■ ACTIVITY:
The records below need copying. Match each line exactly.

■ ENTRIES SHOWN:
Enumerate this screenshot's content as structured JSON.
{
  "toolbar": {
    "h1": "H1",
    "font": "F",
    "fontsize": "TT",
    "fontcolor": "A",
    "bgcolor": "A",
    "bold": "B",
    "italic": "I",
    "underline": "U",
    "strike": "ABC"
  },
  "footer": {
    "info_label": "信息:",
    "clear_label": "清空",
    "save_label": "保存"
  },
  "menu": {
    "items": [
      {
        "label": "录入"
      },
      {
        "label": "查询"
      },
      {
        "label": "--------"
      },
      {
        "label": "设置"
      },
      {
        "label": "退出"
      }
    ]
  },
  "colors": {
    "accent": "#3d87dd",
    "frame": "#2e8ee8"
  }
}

■ SOLVED EXERCISE:
Enumerate this screenshot's content as structured JSON.
{
  "toolbar": {
    "h1": "H1",
    "font": "F",
    "fontsize": "TT",
    "fontcolor": "A",
    "bgcolor": "A",
    "bold": "B",
    "italic": "I",
    "underline": "U",
    "strike": "ABC"
  },
  "footer": {
    "info_label": "信息:",
    "clear_label": "清空",
    "save_label": "保存"
  },
  "menu": {
    "items": [
      {
        "label": "录入"
      },
      {
        "label": "查询"
      },
      {
        "label": "--------"
      },
      {
        "label": "设置"
      },
      {
        "label": "退出"
      }
    ]
  },
  "colors": {
    "accent": "#3d87dd",
    "frame": "#2e8ee8"
  }
}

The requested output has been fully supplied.